Impact of Immigrant Workers
The emergence of organized dissent from the Big Five is far from accidental. SEIU, and its main ally, UNITE-HERE, have made significant organizational gains and intermittently utilized more militant tactics than others. These two unions in particular are implanted in the health care, hospitality, and needle trades industries, in which many, perhaps even a majority, of the workers are new immigrants. The central leaders of these three unions, Andrew Stern, Bruce Raynor, and John Wilhelm, all have developed a special orientation within their unions toward immigrant workers, and were decisive in persuading the AFL-CIO to jettison its historically reactionary position on immigration and immigrant worker rights. Stern, Wilhelm, and Raynor, none of whom have social origins as workers or immigrants, were social activists of the SDS stripe on Ivy League campuses, whose political orientations led them into involvement with labor.
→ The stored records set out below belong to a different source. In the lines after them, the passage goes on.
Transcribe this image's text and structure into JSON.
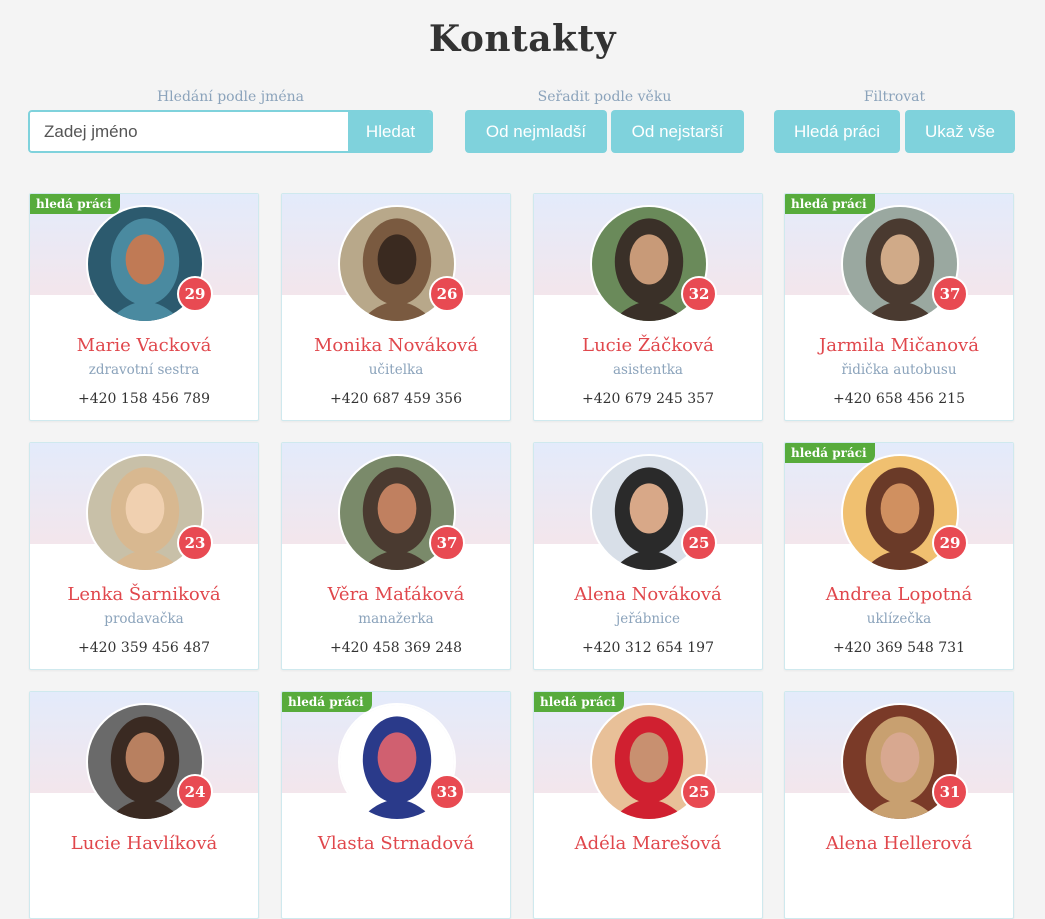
{
  "page": {
    "title": "Kontakty"
  },
  "controls": {
    "search_label": "Hledání podle jména",
    "search_placeholder": "Zadej jméno",
    "search_button": "Hledat",
    "sort_label": "Seřadit podle věku",
    "sort_youngest": "Od nejmladší",
    "sort_oldest": "Od nejstarší",
    "filter_label": "Filtrovat",
    "filter_seeking": "Hledá práci",
    "filter_all": "Ukaž vše"
  },
  "badge_text": "hledá práci",
  "colors": {
    "accent": "#7fd2dc",
    "name": "#e0474c",
    "age_badge": "#e84a52",
    "seeking_badge": "#57ab3c"
  },
  "contacts": [
    {
      "name": "Marie Vacková",
      "job": "zdravotní sestra",
      "phone": "+420 158 456 789",
      "age": "29",
      "seeking": true
    },
    {
      "name": "Monika Nováková",
      "job": "učitelka",
      "phone": "+420 687 459 356",
      "age": "26",
      "seeking": false
    },
    {
      "name": "Lucie Žáčková",
      "job": "asistentka",
      "phone": "+420 679 245 357",
      "age": "32",
      "seeking": false
    },
    {
      "name": "Jarmila Mičanová",
      "job": "řidička autobusu",
      "phone": "+420 658 456 215",
      "age": "37",
      "seeking": true
    },
    {
      "name": "Lenka Šarniková",
      "job": "prodavačka",
      "phone": "+420 359 456 487",
      "age": "23",
      "seeking": false
    },
    {
      "name": "Věra Maťáková",
      "job": "manažerka",
      "phone": "+420 458 369 248",
      "age": "37",
      "seeking": false
    },
    {
      "name": "Alena Nováková",
      "job": "jeřábnice",
      "phone": "+420 312 654 197",
      "age": "25",
      "seeking": false
    },
    {
      "name": "Andrea Lopotná",
      "job": "uklízečka",
      "phone": "+420 369 548 731",
      "age": "29",
      "seeking": true
    },
    {
      "name": "Lucie Havlíková",
      "job": "",
      "phone": "",
      "age": "24",
      "seeking": false
    },
    {
      "name": "Vlasta Strnadová",
      "job": "",
      "phone": "",
      "age": "33",
      "seeking": true
    },
    {
      "name": "Adéla Marešová",
      "job": "",
      "phone": "",
      "age": "25",
      "seeking": true
    },
    {
      "name": "Alena Hellerová",
      "job": "",
      "phone": "",
      "age": "31",
      "seeking": false
    }
  ]
}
It is also notable that the other three partners in the Change to Win coalition are three very large unions—Teamsters, United Food and Commercial Workers, and Laborers—whose general jurisdictions have significant concentrations of immigrant workers. The UFCW’s primary concentration is in grocery, big box retailers and meatpacking, all of which have many immigrants. The Laborers, along with the Carpenters (UBC), who had disaffiliated with the AFL-CIO several years ago, are encountering huge numbers of immigrant construction workers, and potential members in residential construction, which is almost entirely non-union.
Recently in California, non-union residential carpenters, virtually all Spanish-speaking immigrants, organized their own union because they were essentially excluded from the UBC. Seeing the opening, the UBC shifted and offered help. After that the new group readily entered into the “official” union. The relationship soured when the UBC imposed preexisting (and therefore discriminatory) seniority ranking on the new members. Understandably, the new members pulled out, rather than be bumped off their jobs by the white job trust.
A breakup of the AFL-CIO would be a major setback for workers in this country, despite the ineffectual leadership, lacking in any vision or program, of the various elements in the union officialdom. Neither variant (Stern or Sweeney) offers any social or political program for resolution of the crisis. Whatever the outcome of the upcoming convention, a further acceleration of the breakdown of the moral and political authority of the bureaucracy, whether grouped under one tent or several, is inevitable. The task before the organized labor movement remains to begin to resolve the basic question of formulating, popularizing, and mobilizing around a program of struggle for the 21st century. This is inseparable from the development of an alternative leadership based on the most exploited youth, national minorities, and new immigrants. The convention’s real value will be measured by the extent to which it helps sweep away further obstacles to this development.
By Ann Montague The “Protecting The Right To Organize Act” (PRO ACT 2021) was recently called a “Game-Changer for Labor” by Sonali Kolhatkar in an